Let’s try to ignore Mark Carney’s latest comments and wind the clock back to mid-August when Boris Johnson had his letter on the Housing Crisis printed in the Times. His main gripe appears to be with developers. He names Persimmon Homes as a principal culprit in “not building homes to an acceptable standard and generally refusing to repair basic faults.” He points to affordability and poor supply as the basic reasons to the Housing Crisis and cites a number of solutions which includes freeing up brownfield sites, reform of stamp duty, scrapping affordable housing quotas, and freeing up land being hogged by developers who are “treating their buyers like serfs”. His main bugbear are the developers.

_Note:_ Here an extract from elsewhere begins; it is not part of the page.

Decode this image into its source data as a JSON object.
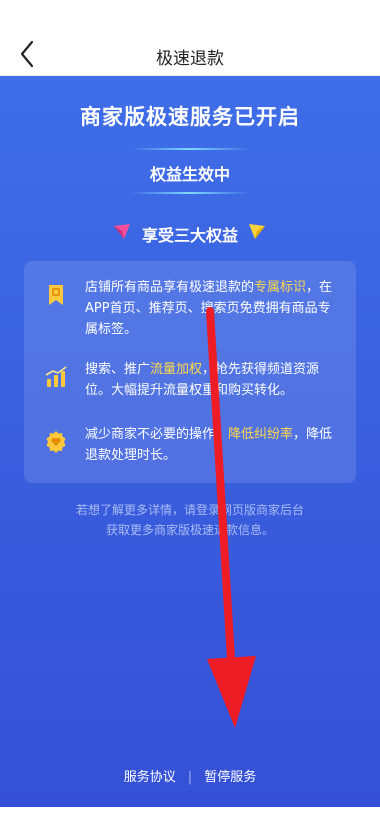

Boris’s first criticism of developers, in not building homes satisfactorily, is fundamentally flawed. Developers are sellers like any other seller and so buyers have the same “rights” against a developer as they have against anyone else selling a home. Buyers are normally advised to carry out a full structural survey on a home they hope to buy while their solicitor checks that the paperwork is in order. If the property is still in the process of being built, then it is quite common for buyers to “retain” a sum of money prior to completion. If the developer fails to complete the work satisfactorily then this “retention”, which can be tens of thousands of pounds, can be withheld by the buyer. The surveyor and/or solicitor are also likely to include within the contract a “defects liability period” where the developer is contractually obliged to put right any faults within a given period of time, in most cases well after a buyer has moved in. All in all, therefore, there already are measures in place to protect the buyer. His second criticism of developers is that they are “blatantly landbanking to keep prices high”. Developers are entitled to work within the law as they see fit. If the Government is not happy with how developers appear to twist the rules in their favour, as they claim, then it is up to the legislators like Boris to change the law.